* [What is expected]: Check each line below for the word "cpuburner", and copy those that have it.

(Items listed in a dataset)
▬▬▬▬▬▬

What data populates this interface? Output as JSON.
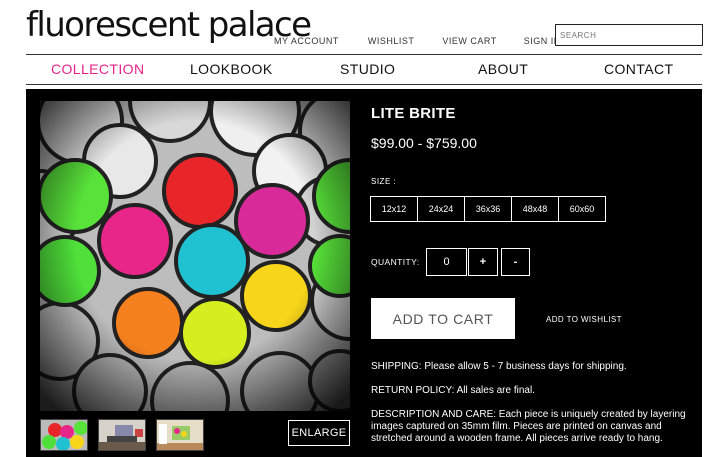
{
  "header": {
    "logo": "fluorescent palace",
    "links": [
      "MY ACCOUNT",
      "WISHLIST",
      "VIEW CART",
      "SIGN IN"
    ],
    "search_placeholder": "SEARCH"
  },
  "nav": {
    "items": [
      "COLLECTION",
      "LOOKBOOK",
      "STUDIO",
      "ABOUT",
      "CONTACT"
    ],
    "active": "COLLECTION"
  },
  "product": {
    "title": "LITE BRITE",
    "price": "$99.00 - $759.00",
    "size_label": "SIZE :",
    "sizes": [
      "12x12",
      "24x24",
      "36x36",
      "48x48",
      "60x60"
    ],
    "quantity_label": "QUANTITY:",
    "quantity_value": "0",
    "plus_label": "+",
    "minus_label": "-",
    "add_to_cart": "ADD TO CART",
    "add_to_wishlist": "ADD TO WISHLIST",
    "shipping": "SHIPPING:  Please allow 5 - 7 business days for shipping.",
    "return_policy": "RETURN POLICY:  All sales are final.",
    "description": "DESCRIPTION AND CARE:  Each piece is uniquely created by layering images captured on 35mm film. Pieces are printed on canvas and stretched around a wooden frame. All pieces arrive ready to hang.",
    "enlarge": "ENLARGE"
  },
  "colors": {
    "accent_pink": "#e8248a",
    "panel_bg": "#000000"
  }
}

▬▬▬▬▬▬

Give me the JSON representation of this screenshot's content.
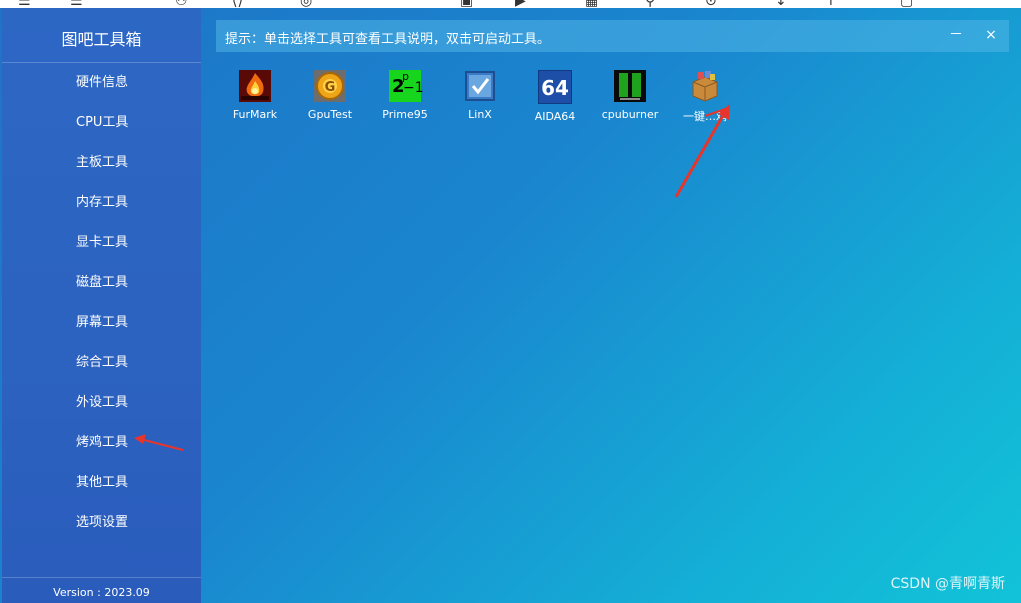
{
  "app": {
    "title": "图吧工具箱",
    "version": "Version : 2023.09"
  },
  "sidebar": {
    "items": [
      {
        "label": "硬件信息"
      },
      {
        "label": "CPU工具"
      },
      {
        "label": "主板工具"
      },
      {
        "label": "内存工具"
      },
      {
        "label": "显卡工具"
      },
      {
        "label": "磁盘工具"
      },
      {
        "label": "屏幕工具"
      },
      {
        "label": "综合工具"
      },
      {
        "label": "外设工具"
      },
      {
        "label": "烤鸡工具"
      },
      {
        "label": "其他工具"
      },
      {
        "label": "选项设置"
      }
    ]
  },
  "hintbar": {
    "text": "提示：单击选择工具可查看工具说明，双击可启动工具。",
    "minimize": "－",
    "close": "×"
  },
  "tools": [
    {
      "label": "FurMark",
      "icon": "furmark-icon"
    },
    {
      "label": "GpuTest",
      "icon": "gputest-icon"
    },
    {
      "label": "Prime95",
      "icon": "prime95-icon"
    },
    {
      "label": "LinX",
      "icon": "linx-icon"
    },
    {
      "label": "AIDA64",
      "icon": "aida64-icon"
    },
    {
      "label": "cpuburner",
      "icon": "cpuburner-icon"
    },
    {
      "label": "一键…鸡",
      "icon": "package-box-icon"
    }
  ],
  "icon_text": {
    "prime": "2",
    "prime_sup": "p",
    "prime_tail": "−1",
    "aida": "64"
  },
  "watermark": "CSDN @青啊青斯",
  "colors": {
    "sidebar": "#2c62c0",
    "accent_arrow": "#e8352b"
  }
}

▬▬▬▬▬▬

* [Answer box]:
      "label": "cpuburner",
      "icon": "cpuburner-icon"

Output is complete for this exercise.